PROBLEM DESCRIPTION | An exact copy of every record is the required answer.

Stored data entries
____

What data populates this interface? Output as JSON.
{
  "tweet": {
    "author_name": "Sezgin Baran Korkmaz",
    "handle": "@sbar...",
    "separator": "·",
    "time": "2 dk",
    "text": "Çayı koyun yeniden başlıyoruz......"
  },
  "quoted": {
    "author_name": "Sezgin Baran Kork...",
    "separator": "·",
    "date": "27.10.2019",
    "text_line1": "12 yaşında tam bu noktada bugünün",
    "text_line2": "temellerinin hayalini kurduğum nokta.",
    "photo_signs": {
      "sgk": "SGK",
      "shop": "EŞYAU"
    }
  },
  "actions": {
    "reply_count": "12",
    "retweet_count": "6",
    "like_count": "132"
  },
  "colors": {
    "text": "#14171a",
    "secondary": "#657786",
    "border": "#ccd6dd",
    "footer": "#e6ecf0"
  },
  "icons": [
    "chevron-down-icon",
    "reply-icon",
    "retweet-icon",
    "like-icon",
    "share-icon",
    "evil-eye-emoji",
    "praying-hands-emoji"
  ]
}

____

REPLY TO THE EXERCISE |
What data populates this interface? Output as JSON.
{
  "tweet": {
    "author_name": "Sezgin Baran Korkmaz",
    "handle": "@sbar...",
    "separator": "·",
    "time": "2 dk",
    "text": "Çayı koyun yeniden başlıyoruz......"
  },
  "quoted": {
    "author_name": "Sezgin Baran Kork...",
    "separator": "·",
    "date": "27.10.2019",
    "text_line1": "12 yaşında tam bu noktada bugünün",
    "text_line2": "temellerinin hayalini kurduğum nokta.",
    "photo_signs": {
      "sgk": "SGK",
      "shop": "EŞYAU"
    }
  },
  "actions": {
    "reply_count": "12",
    "retweet_count": "6",
    "like_count": "132"
  },
  "colors": {
    "text": "#14171a",
    "secondary": "#657786",
    "border": "#ccd6dd",
    "footer": "#e6ecf0"
  },
  "icons": [
    "chevron-down-icon",
    "reply-icon",
    "retweet-icon",
    "like-icon",
    "share-icon",
    "evil-eye-emoji",
    "praying-hands-emoji"
  ]
}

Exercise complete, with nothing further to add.